→ WHAT TO WORK ON
Return every line below exactly.

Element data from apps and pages
_ _ _ _ _ _ _

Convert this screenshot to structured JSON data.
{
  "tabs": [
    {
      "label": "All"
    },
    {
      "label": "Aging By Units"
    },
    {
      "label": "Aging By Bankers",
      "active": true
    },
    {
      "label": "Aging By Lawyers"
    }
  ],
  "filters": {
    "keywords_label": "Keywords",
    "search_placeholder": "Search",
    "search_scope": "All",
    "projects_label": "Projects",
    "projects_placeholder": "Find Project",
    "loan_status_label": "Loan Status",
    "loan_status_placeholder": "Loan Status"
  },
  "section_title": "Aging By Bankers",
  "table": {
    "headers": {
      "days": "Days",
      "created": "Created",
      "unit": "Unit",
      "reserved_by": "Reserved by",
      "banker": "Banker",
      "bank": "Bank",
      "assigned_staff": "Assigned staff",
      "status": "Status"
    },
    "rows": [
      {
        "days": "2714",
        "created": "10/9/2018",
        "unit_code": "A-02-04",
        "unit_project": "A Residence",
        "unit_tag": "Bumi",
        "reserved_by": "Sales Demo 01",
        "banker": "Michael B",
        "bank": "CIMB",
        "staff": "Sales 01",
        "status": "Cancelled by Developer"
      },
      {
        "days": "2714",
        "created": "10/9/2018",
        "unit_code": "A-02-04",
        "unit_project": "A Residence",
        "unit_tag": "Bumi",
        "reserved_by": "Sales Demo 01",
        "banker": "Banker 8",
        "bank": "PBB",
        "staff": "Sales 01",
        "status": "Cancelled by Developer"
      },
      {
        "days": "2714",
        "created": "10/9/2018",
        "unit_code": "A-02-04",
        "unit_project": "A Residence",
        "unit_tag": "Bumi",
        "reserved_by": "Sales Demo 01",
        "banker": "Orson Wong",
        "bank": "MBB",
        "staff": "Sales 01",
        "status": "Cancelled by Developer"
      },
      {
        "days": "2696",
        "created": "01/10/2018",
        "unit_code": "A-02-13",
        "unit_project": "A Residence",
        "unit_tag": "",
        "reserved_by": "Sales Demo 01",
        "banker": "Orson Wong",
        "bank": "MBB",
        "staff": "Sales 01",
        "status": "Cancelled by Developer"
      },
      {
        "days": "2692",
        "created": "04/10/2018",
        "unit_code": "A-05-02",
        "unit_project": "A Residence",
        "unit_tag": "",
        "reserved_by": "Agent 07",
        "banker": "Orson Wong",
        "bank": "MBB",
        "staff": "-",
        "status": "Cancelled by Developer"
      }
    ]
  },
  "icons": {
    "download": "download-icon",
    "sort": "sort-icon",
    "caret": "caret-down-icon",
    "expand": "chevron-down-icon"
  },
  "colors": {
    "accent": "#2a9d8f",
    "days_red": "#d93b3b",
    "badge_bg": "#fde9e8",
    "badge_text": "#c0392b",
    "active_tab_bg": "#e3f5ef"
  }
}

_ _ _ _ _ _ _

→ ANSWER BOX
Convert this screenshot to structured JSON data.
{
  "tabs": [
    {
      "label": "All"
    },
    {
      "label": "Aging By Units"
    },
    {
      "label": "Aging By Bankers",
      "active": true
    },
    {
      "label": "Aging By Lawyers"
    }
  ],
  "filters": {
    "keywords_label": "Keywords",
    "search_placeholder": "Search",
    "search_scope": "All",
    "projects_label": "Projects",
    "projects_placeholder": "Find Project",
    "loan_status_label": "Loan Status",
    "loan_status_placeholder": "Loan Status"
  },
  "section_title": "Aging By Bankers",
  "table": {
    "headers": {
      "days": "Days",
      "created": "Created",
      "unit": "Unit",
      "reserved_by": "Reserved by",
      "banker": "Banker",
      "bank": "Bank",
      "assigned_staff": "Assigned staff",
      "status": "Status"
    },
    "rows": [
      {
        "days": "2714",
        "created": "10/9/2018",
        "unit_code": "A-02-04",
        "unit_project": "A Residence",
        "unit_tag": "Bumi",
        "reserved_by": "Sales Demo 01",
        "banker": "Michael B",
        "bank": "CIMB",
        "staff": "Sales 01",
        "status": "Cancelled by Developer"
      },
      {
        "days": "2714",
        "created": "10/9/2018",
        "unit_code": "A-02-04",
        "unit_project": "A Residence",
        "unit_tag": "Bumi",
        "reserved_by": "Sales Demo 01",
        "banker": "Banker 8",
        "bank": "PBB",
        "staff": "Sales 01",
        "status": "Cancelled by Developer"
      },
      {
        "days": "2714",
        "created": "10/9/2018",
        "unit_code": "A-02-04",
        "unit_project": "A Residence",
        "unit_tag": "Bumi",
        "reserved_by": "Sales Demo 01",
        "banker": "Orson Wong",
        "bank": "MBB",
        "staff": "Sales 01",
        "status": "Cancelled by Developer"
      },
      {
        "days": "2696",
        "created": "01/10/2018",
        "unit_code": "A-02-13",
        "unit_project": "A Residence",
        "unit_tag": "",
        "reserved_by": "Sales Demo 01",
        "banker": "Orson Wong",
        "bank": "MBB",
        "staff": "Sales 01",
        "status": "Cancelled by Developer"
      },
      {
        "days": "2692",
        "created": "04/10/2018",
        "unit_code": "A-05-02",
        "unit_project": "A Residence",
        "unit_tag": "",
        "reserved_by": "Agent 07",
        "banker": "Orson Wong",
        "bank": "MBB",
        "staff": "-",
        "status": "Cancelled by Developer"
      }
    ]
  },
  "icons": {
    "download": "download-icon",
    "sort": "sort-icon",
    "caret": "caret-down-icon",
    "expand": "chevron-down-icon"
  },
  "colors": {
    "accent": "#2a9d8f",
    "days_red": "#d93b3b",
    "badge_bg": "#fde9e8",
    "badge_text": "#c0392b",
    "active_tab_bg": "#e3f5ef"
  }
}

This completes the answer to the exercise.